(PROBLEM REQUIREMENTS)
Your reply should reproduce each record precisely as written.

(DATA EXTRACTS)
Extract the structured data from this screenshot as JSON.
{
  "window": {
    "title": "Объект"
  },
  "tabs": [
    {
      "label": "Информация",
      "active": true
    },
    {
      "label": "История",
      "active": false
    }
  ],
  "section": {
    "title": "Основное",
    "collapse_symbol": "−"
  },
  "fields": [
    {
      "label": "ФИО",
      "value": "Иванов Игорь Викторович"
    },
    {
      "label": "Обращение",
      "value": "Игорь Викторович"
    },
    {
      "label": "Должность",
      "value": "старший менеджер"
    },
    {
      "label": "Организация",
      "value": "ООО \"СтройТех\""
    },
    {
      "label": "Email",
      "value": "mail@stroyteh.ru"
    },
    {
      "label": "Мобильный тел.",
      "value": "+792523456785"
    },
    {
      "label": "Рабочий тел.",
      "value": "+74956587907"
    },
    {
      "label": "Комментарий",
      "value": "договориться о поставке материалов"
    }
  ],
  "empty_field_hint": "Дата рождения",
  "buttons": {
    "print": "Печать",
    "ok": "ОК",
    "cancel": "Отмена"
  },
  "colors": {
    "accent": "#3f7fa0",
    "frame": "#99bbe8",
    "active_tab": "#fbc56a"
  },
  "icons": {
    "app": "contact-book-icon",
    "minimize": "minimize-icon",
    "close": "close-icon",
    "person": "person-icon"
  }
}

(TASK RESPONSE)
Extract the structured data from this screenshot as JSON.
{
  "window": {
    "title": "Объект"
  },
  "tabs": [
    {
      "label": "Информация",
      "active": true
    },
    {
      "label": "История",
      "active": false
    }
  ],
  "section": {
    "title": "Основное",
    "collapse_symbol": "−"
  },
  "fields": [
    {
      "label": "ФИО",
      "value": "Иванов Игорь Викторович"
    },
    {
      "label": "Обращение",
      "value": "Игорь Викторович"
    },
    {
      "label": "Должность",
      "value": "старший менеджер"
    },
    {
      "label": "Организация",
      "value": "ООО \"СтройТех\""
    },
    {
      "label": "Email",
      "value": "mail@stroyteh.ru"
    },
    {
      "label": "Мобильный тел.",
      "value": "+792523456785"
    },
    {
      "label": "Рабочий тел.",
      "value": "+74956587907"
    },
    {
      "label": "Комментарий",
      "value": "договориться о поставке материалов"
    }
  ],
  "empty_field_hint": "Дата рождения",
  "buttons": {
    "print": "Печать",
    "ok": "ОК",
    "cancel": "Отмена"
  },
  "colors": {
    "accent": "#3f7fa0",
    "frame": "#99bbe8",
    "active_tab": "#fbc56a"
  },
  "icons": {
    "app": "contact-book-icon",
    "minimize": "minimize-icon",
    "close": "close-icon",
    "person": "person-icon"
  }
}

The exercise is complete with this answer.